Daniel A. Levinthal

Learn More
Your use of the JSTOR archive indicates your acceptance of JSTOR's Terms and Conditions of Use, available at http://www.jstor.org/about/terms.html. JSTOR's Terms and Conditions of Use provides, in part, that unless you have obtained prior permission, you may not download an entire issue of a journal or multiple copies of articles, and you may use content in(More)
Your use of the JSTOR archive indicates your acceptance of JSTOR's Terms and Conditions of Use, available at http://www.jstor.org/page/info/about/policies/terms.jsp. JSTOR's Terms and Conditions of Use provides, in part, that unless you have obtained prior permission, you may not download an entire issue of a journal or multiple copies of articles, and you(More)
The problem of designing, coordinating, and managing complex systems has been central to the management and organizations literature. Recent writings have tended to offer modularity as, at least, a partial solution to this design problem. However, little attention has been paid to the problem of identifying what constitutes an appropriate modularization of(More)
Discussions of technological change have offered sharply contrasting perspectives of technological change as gradual or incremental and the image of technological change as being rapid, even discontinuous.
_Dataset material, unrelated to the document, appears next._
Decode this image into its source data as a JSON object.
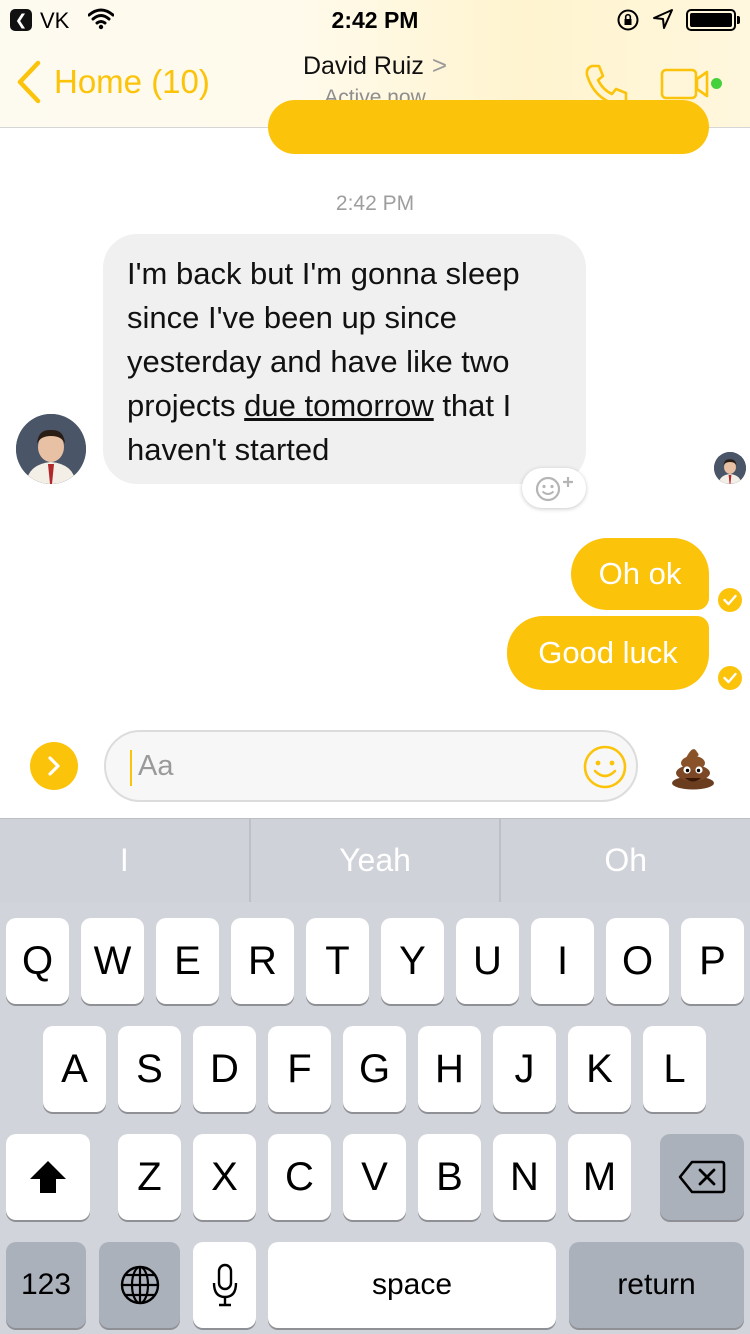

These alternative perspectives are bridged using the punctuated equilibrium framework of evolutionary biology. Using this framework, it is argued that(More)
We examine how firms discover effective competitive positions in worlds that are both novel and complex. In such settings, neither rational deduction nor local search is likely to lead a firm to a successful array of choices. Analogical reasoning, however, may be helpful, allowing managers to transfer useful wisdom from similar settings they have(More)
Research support from the Sol Snider Center for Entrepreneurship at the Wharton School, University of Pennsylvania and the Division of Research, Harvard Business School is gratefully acknowledged. We have benefited from the comments of seminar participants at the Dallas ORSA/TIMS Meeting; Graduate School of Business, University of Chicago; Sloan School of(More)